    I grabbed my travelling pack, glad that my father had trained me well to always be ready to move at a moments notice and headed South.  On the third day I found the hermits body among the flat rocks at the bottom of the waterfall.  He had been split open and his insides torn out, great claw scratches littered the rocks among the blood, feathers and viscera.  Whatever swooped down and snatched him up had decided to eat him.  The egg was nowhere to be seen, so I blessed the old man's corpse and continued South.  The hermit had taught me that a great evil resided in the egg and should it be released it would consume the world in destruction, my mission to find the giant bird and retrieve the egg.

    Eventually coming to a great coastal settlement I found many people who had seen the great bird always heading south.  Some said that it must be headed to the Isle of dread.  I found a merchant who was assembling a trade ship bound for the Isle.  I lied to him about my past but he believed me and I am now one of his bodyguards. 

    We set sail on board a ramshackle ship bound for the Isle.  10 days later we approached the archipelago when an ungodly storm came out of nowhere smashing our ship to pieces and I jumped overboard to save myself.  We woke up in the beach battered but alive, a heavy mist obscured the horizon so I went inland in search of fresh water, food and foliage.  It was then that the giant crabs attacked, I killed one with my javelin and almost killed two others who were attacking Kendrick the merchant and some of the other survivors and sailors.




    Giant Crabs attack the PCs (yes the pencil sharpener is a PC) and survivors on the sample file beach.
    When the mist cleared it was clear that we were on a sandbar and the ship had hit a reef a sort distance away.  It was heavily damaged but intact if we are to survive we must construct a raft from the flotsam washed up on the sandbar and make our way back to the ship to gather supplies.
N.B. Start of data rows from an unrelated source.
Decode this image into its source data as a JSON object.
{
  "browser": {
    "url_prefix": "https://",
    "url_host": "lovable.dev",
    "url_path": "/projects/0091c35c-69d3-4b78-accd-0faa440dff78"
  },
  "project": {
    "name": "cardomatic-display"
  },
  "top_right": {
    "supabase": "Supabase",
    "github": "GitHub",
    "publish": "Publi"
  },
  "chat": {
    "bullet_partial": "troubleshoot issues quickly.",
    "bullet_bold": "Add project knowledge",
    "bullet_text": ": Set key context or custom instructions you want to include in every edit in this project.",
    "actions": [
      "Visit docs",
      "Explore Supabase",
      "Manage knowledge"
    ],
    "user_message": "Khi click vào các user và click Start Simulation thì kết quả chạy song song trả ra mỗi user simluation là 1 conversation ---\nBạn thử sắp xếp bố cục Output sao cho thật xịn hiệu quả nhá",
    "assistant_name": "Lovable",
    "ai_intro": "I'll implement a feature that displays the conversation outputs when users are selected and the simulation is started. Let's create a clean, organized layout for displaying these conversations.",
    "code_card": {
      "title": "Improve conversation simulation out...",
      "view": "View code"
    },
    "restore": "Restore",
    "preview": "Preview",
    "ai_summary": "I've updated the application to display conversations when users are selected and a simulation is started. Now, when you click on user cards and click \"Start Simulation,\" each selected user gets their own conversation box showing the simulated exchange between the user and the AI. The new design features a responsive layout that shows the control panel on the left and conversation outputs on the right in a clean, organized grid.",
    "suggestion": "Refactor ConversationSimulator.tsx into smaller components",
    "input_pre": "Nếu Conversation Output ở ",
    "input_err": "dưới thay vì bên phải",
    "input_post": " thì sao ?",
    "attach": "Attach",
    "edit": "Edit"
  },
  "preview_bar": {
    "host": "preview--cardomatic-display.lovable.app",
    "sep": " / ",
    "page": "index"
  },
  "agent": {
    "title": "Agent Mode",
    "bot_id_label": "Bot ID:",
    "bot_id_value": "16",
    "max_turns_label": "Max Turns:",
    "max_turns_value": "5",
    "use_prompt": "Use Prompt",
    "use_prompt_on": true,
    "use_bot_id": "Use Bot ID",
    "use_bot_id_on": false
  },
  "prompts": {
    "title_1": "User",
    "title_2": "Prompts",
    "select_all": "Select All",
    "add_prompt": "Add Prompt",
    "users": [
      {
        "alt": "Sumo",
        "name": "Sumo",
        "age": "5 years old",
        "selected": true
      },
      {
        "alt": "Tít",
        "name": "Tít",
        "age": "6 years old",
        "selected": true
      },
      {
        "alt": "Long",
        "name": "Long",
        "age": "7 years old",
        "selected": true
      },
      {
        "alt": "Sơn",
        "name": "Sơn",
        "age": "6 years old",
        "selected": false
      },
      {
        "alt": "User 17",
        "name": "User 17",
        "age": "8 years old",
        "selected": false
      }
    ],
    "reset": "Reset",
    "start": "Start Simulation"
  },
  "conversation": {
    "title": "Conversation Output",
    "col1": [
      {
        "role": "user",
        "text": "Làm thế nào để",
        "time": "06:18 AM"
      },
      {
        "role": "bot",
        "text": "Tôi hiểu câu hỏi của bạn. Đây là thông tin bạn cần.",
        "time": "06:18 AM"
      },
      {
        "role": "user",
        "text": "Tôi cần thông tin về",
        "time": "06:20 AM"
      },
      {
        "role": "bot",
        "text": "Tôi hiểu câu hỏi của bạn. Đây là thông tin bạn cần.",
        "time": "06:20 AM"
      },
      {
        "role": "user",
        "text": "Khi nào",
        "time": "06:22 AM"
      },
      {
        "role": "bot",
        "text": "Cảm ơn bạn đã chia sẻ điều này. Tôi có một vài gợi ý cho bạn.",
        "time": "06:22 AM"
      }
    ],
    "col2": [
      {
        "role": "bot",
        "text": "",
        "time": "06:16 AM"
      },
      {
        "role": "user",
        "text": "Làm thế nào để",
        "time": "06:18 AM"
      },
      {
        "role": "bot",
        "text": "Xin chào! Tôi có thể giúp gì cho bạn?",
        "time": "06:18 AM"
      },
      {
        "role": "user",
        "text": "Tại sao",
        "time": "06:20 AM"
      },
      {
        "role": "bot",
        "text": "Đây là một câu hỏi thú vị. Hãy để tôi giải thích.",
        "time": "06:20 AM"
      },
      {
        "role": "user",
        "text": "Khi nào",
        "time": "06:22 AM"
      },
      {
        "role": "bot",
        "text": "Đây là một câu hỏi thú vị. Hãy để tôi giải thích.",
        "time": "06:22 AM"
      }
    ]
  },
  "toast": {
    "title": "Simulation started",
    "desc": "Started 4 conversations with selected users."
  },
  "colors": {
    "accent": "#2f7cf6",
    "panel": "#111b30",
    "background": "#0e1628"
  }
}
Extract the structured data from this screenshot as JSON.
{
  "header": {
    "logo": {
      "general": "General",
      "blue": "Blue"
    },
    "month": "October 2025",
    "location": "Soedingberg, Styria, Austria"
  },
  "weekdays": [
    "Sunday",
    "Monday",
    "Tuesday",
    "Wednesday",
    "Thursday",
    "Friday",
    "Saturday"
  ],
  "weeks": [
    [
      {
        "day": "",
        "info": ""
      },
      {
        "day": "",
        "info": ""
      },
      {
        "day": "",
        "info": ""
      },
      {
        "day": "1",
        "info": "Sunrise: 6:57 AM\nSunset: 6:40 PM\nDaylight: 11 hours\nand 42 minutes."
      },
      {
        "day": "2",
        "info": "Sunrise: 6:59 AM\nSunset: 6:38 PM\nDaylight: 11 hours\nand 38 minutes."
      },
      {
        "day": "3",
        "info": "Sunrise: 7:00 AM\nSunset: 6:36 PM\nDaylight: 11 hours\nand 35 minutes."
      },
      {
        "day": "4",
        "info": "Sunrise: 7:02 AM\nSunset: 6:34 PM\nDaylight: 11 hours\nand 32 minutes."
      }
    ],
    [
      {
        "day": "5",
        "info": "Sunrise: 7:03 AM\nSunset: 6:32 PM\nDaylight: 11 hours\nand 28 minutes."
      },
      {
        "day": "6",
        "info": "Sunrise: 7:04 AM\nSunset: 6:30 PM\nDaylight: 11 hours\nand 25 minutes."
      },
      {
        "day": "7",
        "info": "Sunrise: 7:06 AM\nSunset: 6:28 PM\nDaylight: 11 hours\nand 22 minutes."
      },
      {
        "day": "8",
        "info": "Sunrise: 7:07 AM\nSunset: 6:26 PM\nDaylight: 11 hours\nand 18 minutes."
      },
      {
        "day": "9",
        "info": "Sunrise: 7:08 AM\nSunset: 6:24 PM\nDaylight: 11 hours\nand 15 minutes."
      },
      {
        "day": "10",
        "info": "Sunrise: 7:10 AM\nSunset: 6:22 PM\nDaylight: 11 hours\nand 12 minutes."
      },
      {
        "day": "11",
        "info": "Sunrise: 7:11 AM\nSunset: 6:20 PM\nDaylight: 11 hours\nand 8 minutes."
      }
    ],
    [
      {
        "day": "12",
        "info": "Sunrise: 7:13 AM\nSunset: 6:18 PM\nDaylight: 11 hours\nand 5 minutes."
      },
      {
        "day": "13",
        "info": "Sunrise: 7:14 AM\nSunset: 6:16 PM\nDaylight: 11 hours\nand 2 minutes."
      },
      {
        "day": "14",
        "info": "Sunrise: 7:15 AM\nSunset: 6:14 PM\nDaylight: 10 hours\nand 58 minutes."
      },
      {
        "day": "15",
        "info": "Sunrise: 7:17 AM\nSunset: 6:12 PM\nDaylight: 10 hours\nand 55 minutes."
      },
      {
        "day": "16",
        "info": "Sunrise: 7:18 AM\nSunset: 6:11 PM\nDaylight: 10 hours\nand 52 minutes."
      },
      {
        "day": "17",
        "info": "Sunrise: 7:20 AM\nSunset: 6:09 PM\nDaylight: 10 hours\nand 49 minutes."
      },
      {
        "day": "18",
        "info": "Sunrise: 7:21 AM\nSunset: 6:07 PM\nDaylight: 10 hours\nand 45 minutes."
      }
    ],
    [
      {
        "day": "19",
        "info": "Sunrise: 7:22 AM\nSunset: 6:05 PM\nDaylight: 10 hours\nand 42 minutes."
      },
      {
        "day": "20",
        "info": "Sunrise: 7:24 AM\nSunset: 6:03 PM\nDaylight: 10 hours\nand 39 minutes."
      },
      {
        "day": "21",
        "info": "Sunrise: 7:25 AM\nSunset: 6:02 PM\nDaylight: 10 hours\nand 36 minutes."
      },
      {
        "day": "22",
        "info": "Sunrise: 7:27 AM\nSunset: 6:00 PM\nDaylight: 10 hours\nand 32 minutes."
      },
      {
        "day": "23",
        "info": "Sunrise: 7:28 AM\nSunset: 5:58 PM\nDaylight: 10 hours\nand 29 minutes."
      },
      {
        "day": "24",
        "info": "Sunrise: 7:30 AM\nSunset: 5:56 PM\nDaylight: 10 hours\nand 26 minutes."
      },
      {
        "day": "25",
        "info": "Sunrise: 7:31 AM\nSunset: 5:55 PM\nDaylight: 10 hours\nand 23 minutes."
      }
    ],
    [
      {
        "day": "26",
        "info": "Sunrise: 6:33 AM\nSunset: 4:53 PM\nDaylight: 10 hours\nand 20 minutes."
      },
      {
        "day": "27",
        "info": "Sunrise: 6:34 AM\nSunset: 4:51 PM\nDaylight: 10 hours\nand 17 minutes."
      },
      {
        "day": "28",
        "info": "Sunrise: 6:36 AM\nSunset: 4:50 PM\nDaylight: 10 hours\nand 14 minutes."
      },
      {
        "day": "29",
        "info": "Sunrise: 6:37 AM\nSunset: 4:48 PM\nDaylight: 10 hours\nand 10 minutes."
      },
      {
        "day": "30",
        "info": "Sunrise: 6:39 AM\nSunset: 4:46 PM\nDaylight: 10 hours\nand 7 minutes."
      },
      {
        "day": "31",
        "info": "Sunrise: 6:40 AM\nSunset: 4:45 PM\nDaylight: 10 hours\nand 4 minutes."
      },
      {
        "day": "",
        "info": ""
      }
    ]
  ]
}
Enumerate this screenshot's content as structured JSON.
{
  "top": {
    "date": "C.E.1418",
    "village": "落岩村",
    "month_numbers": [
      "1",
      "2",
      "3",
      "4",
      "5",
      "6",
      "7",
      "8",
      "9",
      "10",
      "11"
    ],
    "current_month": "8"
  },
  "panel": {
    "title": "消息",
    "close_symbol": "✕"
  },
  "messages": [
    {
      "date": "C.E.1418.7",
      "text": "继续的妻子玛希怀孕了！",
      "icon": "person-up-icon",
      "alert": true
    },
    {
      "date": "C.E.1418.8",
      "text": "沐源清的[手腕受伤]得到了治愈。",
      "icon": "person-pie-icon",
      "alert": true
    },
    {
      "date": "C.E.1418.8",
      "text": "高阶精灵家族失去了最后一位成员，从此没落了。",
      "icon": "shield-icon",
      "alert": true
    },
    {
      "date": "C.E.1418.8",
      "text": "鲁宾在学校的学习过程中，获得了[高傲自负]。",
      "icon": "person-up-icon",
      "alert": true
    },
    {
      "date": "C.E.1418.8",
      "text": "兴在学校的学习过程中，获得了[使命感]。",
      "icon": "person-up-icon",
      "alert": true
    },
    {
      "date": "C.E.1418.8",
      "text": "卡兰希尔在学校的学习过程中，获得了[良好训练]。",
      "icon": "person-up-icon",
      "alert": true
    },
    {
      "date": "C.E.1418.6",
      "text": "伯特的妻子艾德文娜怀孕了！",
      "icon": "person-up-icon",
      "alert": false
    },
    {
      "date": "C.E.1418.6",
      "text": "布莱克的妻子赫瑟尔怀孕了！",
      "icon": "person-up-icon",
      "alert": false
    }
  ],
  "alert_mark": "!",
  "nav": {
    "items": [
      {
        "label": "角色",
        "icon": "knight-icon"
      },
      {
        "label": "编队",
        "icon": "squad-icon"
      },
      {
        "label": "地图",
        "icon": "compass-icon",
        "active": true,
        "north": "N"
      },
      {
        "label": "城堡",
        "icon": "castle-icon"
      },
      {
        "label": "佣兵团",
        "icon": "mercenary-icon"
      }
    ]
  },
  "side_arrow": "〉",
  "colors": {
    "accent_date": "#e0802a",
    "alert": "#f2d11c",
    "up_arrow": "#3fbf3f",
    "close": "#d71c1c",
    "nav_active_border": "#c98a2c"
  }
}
    My Thoughts on Character Generation

    My character is a truly random creation.  Race & Class were randomly rolled and Attribute scores were determined from a best of three sets  (using 4D6 drop lowest method) then placed appropriately and Race/Class modifiers applied.  This resulted in above average STR, INT and DEX scores but a truly awful WIS.

    The use of predefined "packs" is an excellent answer to long complex equipment lists and gets you up and running in no time.  Similarly, I really liked the background aspects of the new character gen system (Personality Traits, Ideals, Bonds, Flaws) which will be of immense help to new players and create some really interesting combinations.

    I'm a big fan of the way Castles & Crusades / SIEGE system resolves Skill/Attribute checks so I feel quite at home with the new slimmed down skills list and proficiency modifier system.  Gone are all those horrible 4e Powers which made even a low level game sound like you were in an 80s anime and drove you nuts tracking Class Feature / Race Power / At Will / Encounter / Daily usage.

    In play

    Coming around after the shipwreck encounter, I received my first Disadvantage token, which was a real shock.  Although it only applied to skill checks it really had an adverse effect on my play.  I could not catch a break and I failed all subsequent skill rolls.  I'll reserve judgement on this until I've benefitted from Advantage but I'm leaning towards favouring a static positive/negative modifier as I feel it's effects might be too random.

    Combat seemed way more streamlined and faster than 3.5/4e with a return to the simpler bash/bash mechanics of earlier editions.  It may not be terribly realistic, but it gets the job done with the minimum of delay.